Young leaders from around the world are gathering at the United Nations Headquarters in New York Saturday to address arguably the most urgent issue of our time. The Youth Climate Summit comes on the heels of an international strike spearheaded by Greta Thunberg, the 16-year-old climate activist from Sweden, who arrived in New York via emissions-free sailboat earlier this month.

Translated from Swedish, "berg" means "mountain," so it may feel fated that a young woman with Viking blood in her veins and summit in her name would be at the helm. But let's go out on a limb and presume Thunberg, in keeping with most activists, would chafe at the notion of pre-ordained "destiny," and rightly so. Destiny is passive — it happens to you. It's also egomaniacal. Change, on the other hand, is active; you have to fight. And it is humble. "We need to get angry and understand what is at stake," Thunberg declared. "And then we need to transform that anger into action."

This new generation of activists' most pernicious enemy is denial. The people in charge — complacent politicians and corporation heads who grossly benefit from maintaining the status quo — are buffered from real-life consequences of climate change. But millions of people don't share that privilege. For them, climate change isn't an abstract concept, but a daily state of emergency, whether it comes in the form of "prolonged drought in sub-Saharan Africa…devastating tropical storms sweeping across Southeast Asia, the Caribbean and the Pacific…[or] heatwaves and wildfires," as Amnesty International reportsare all too real problems people are facing on a regular basis.

RELATED: Greta Thunberg urges people to turn to nature to combat climate change

Keep Reading Show less
The Planet

Millions of people in over 150 countries across the globe marched for lawmakers and corporations to take action to help stop climate change on Friday, September 20.

The Climate Strikes were organized by children around the world as an extension of the of the "Fridays for Future" campaign.
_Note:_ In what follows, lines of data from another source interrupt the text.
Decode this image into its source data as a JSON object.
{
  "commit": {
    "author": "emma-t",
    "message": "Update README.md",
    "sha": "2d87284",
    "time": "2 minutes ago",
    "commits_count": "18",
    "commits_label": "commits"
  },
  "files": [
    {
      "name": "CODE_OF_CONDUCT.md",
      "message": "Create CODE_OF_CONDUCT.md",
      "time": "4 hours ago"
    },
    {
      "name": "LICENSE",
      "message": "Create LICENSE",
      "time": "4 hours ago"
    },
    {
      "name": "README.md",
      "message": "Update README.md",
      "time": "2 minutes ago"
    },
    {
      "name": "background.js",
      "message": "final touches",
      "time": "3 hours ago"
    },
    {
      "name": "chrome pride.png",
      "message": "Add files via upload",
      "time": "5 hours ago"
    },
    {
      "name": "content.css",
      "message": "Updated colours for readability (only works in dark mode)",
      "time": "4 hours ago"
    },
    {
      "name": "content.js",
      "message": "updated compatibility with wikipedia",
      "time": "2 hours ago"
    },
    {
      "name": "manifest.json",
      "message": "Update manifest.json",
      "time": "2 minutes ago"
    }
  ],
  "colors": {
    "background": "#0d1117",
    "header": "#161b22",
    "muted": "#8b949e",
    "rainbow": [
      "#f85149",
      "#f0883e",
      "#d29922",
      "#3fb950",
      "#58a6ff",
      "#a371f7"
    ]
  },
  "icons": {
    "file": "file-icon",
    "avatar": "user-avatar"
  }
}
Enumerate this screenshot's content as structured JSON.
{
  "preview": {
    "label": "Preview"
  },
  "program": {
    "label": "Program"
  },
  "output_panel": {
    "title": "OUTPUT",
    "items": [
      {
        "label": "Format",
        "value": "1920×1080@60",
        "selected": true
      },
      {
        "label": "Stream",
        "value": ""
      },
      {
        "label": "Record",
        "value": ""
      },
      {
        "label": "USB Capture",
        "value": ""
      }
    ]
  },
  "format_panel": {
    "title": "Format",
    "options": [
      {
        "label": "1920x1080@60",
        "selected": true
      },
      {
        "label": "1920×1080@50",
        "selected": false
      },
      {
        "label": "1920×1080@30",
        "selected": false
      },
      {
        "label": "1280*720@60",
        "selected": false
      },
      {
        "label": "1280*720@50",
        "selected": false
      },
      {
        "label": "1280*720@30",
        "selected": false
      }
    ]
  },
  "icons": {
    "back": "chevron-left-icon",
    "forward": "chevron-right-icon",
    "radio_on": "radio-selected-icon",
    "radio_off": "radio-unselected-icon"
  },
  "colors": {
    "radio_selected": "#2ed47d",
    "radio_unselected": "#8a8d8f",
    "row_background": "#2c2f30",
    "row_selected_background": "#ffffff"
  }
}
Students have been walking out of classrooms on Fridays to speak out about political inaction surrounding the climate crisis.

"We need to act right now to stop burning fossil fuels and ensure a rapid energy revolution with equity, reparations and climate justice at its heart," organizers say.

There's no doubt the visual images from the marches send a powerful message to those on the ground but especially those watching from around the world. GOOD's own Gabriel Reilich was on the scene for the largest of the Climate Strikes. Here are 18 of the best signs from the Climate Strike march in New York City.

Keep Reading Show less

September 20th marks the beginning of a pivotal push for the future of our planet. The Global Climate Strike will set the stage for the United Nations Climate Action Summit, where more than 60 nations are expected to build upon their commitment to 2015's Paris Agreement for combating climate change.

Millions of people are expected to take part in an estimated 4,000 events across 130 countries.

Keep Reading Show less
The Planet
via Apple

When the iPhone 11 debuted on September 10, it was met with less enthusiasm than the usual iPhone release. A lot of techies are holding off purchasing the latest gadget until Apple releases a phone with 5G technology.

Major US phone carriers have yet to build out the infrastructure necessary to provide a consistent 5G experience, so Apple didn't feel it necessary to integrate the technology into its latest iPhone.

A dramatic new feature on the iPhone 11 Pro is its three camera lenses. The three lenses give users the the original wide, plus ultrawide and telephoto options.

Keep Reading Show less
via I love butter / Flickr

We often dismiss our dreams as nonsensical dispatches from the mind while we're deep asleep. But recent research proves that our dreams can definitely affect our waking lives.

People often dream about their significant others and studies show it actually affects how we behave towads them the next day.

"A lot of people don't pay attention to their dreams and are unaware of the impact they have on their state of mind," said Dylan Selterman, psychology lecturer at the University of Maryland, says according to The Huffington Post. "Now we have evidence that there is this association."

Keep Reading Show less